As many as 36 nations will be represented by more than 220 competitors in the World Cup Final, the first World Cup events ever to be held in China. There are three competitions: Middle Distance, Sprint Relay and Sprint.
The biggest interest performance-wise will be in the men’s World Cup where Gustav Bergman, Sweden leads. The scores from the two final individual races in China will both count in the overall score. Daniel Hubmann, Switzerland is currently third, but is being challenged closely by Vojtech Kral, Czech Republic and Hubmann’s compatriot Joey Hadorn, with Frederic Tranchand, France not far behind too. All top-six placings qualify for prize money. Olav Lundanes, currently second in the overall standings, will not compete in the final round.
Tove Alexandersson is already a clear winner of the women’s competition, but in particular the Swiss athlete Simona Aebersold and Russian Natalia Gemperle will be trying very hard to knock Alexandersson off her pedestal just one time in the season. Aebersold and Gemperle are just 3 points apart, so the fight for second place will be intense. Sabine Hauswirth and Elena Roos, both members of the very strong Swiss women’s team, are currently fourth and fifth, and the Finns Venla Harju and Marika Teini have 1 point between them for sixth place.
In the World Cup team competition Sweden are assured of overall victory, short of disqualification in the Sprint Relay on Sunday combined with a win for Switzerland, in which case first place would be shared.

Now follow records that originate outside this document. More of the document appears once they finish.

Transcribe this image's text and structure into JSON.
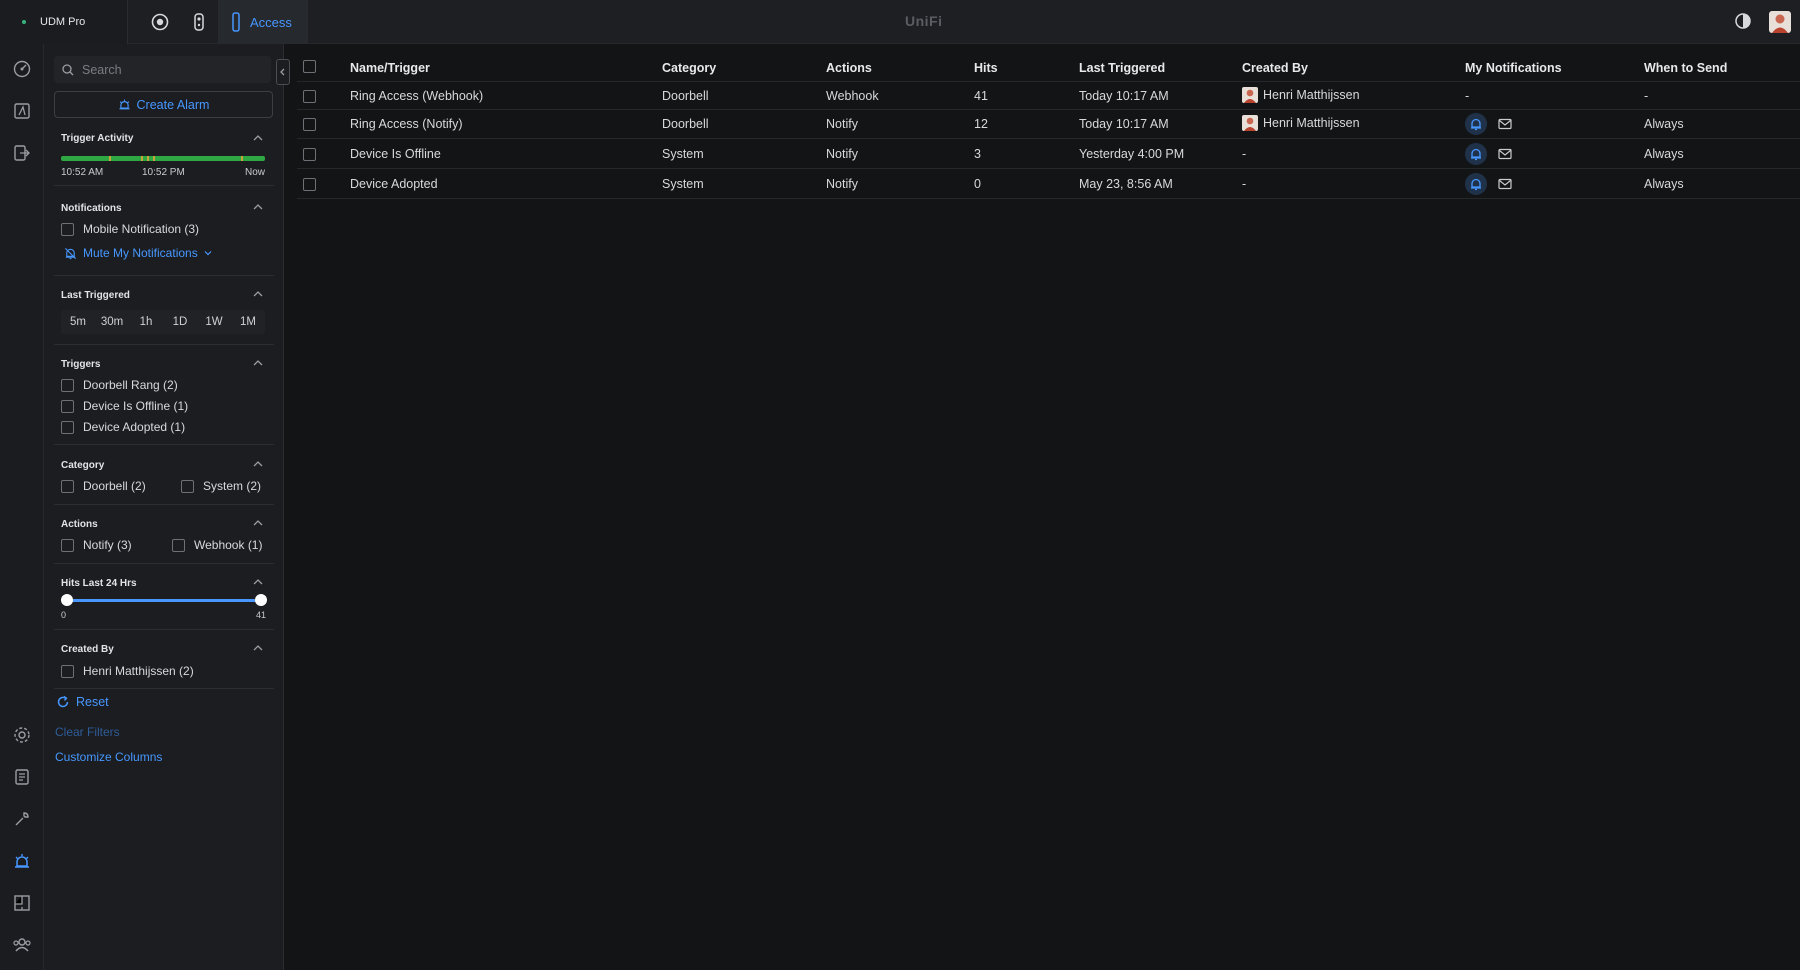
{
  "topbar": {
    "device_name": "UDM Pro",
    "app_tab_label": "Access",
    "brand": "UniFi"
  },
  "sidebar": {
    "search_placeholder": "Search",
    "create_alarm_label": "Create Alarm",
    "trigger_activity": {
      "title": "Trigger Activity",
      "times": [
        "10:52 AM",
        "10:52 PM",
        "Now"
      ]
    },
    "notifications": {
      "title": "Notifications",
      "mobile_label": "Mobile Notification (3)",
      "mute_label": "Mute My Notifications"
    },
    "last_triggered": {
      "title": "Last Triggered",
      "options": [
        "5m",
        "30m",
        "1h",
        "1D",
        "1W",
        "1M"
      ]
    },
    "triggers": {
      "title": "Triggers",
      "items": [
        "Doorbell Rang (2)",
        "Device Is Offline (1)",
        "Device Adopted (1)"
      ]
    },
    "category": {
      "title": "Category",
      "items": [
        "Doorbell (2)",
        "System (2)"
      ]
    },
    "actions": {
      "title": "Actions",
      "items": [
        "Notify (3)",
        "Webhook (1)"
      ]
    },
    "hits": {
      "title": "Hits Last 24 Hrs",
      "min": "0",
      "max": "41"
    },
    "created_by": {
      "title": "Created By",
      "items": [
        "Henri Matthijssen (2)"
      ]
    },
    "reset_label": "Reset",
    "clear_filters_label": "Clear Filters",
    "customize_columns_label": "Customize Columns"
  },
  "table": {
    "headers": [
      "Name/Trigger",
      "Category",
      "Actions",
      "Hits",
      "Last Triggered",
      "Created By",
      "My Notifications",
      "When to Send"
    ],
    "rows": [
      {
        "name": "Ring Access (Webhook)",
        "category": "Doorbell",
        "action": "Webhook",
        "hits": "41",
        "last": "Today 10:17 AM",
        "creator": "Henri Matthijssen",
        "notif": "-",
        "when": "-"
      },
      {
        "name": "Ring Access (Notify)",
        "category": "Doorbell",
        "action": "Notify",
        "hits": "12",
        "last": "Today 10:17 AM",
        "creator": "Henri Matthijssen",
        "notif": "",
        "when": "Always"
      },
      {
        "name": "Device Is Offline",
        "category": "System",
        "action": "Notify",
        "hits": "3",
        "last": "Yesterday 4:00 PM",
        "creator": "-",
        "notif": "",
        "when": "Always"
      },
      {
        "name": "Device Adopted",
        "category": "System",
        "action": "Notify",
        "hits": "0",
        "last": "May 23, 8:56 AM",
        "creator": "-",
        "notif": "",
        "when": "Always"
      }
    ]
  },
  "colors": {
    "accent": "#4797ff",
    "background": "#131416",
    "panel": "#1b1d20",
    "activity_green": "#2fa844"
  },
  "icons": [
    "unifi-icon",
    "camera-icon",
    "doorbell-icon",
    "shield-icon",
    "theme-icon",
    "dashboard-icon",
    "topology-icon",
    "devices-icon",
    "settings-icon",
    "logs-icon",
    "tools-icon",
    "alarm-icon",
    "floorplan-icon",
    "users-icon",
    "search-icon",
    "alarm-create-icon",
    "bell-off-icon",
    "bell-icon",
    "mail-icon",
    "reset-icon"
  ]
}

Finland is now in third place, narrowly ahead of the Czech Republic, Norway and Russia.
Special terrain, massive publicity
The events in China promise to be memorable for the terrain and the publicity as well as the competitions themselves. The Middle race will be on a mountain plateau forest with mainly moderate slopes, with very varied vegetation and some villages and parkland. Then the Sprint Relay terrain is something really special: a film studio complex with masses of replica townscapes and temples combined with city/suburban parkland. The final Sprint is in the village of Songtang with its many narrow alleys and winding streets plus some farmland and ponds.
Publicity is likely to be massive. As Tim Robertson (New Zealand), well used to running in Chinese events, puts it: “The atmosphere surrounding the competitions in China is incredible. Huge TV screens, drones overhead, banners everywhere and photographers taking nonstop pictures is just the ‘normal’ at these events.” China, an IOF member since 1992, has staged regional championships and World Ranking Events before but nothing on this scale. The TV coverage will be great to watch.
All the world’s best taking part
The world’s best will be present in large numbers here, with all the top nations bringing full teams, and entries have come from far and wide including athletes from Argentina and Nepal. You can follow all the action with IOF’s live coverage, including a curtain-raiser programme in connection with the Opening Ceremony – see separate information. Read also the article ‘5 things you may not know’, published earlier!
Programme (local times, UTC + 8 hours)
Friday 25 October, 20.00: Opening Ceremony
Saturday 26 October, 11.30 – 17.00: Middle Distance, Xiqiao Mountain
Sunday 27 October, 14.45 – 15.55: Sprint Relay, Nanhai movie and TV town
Tuesday 29 October, 13.00 – 16.30: Sprint, Songtang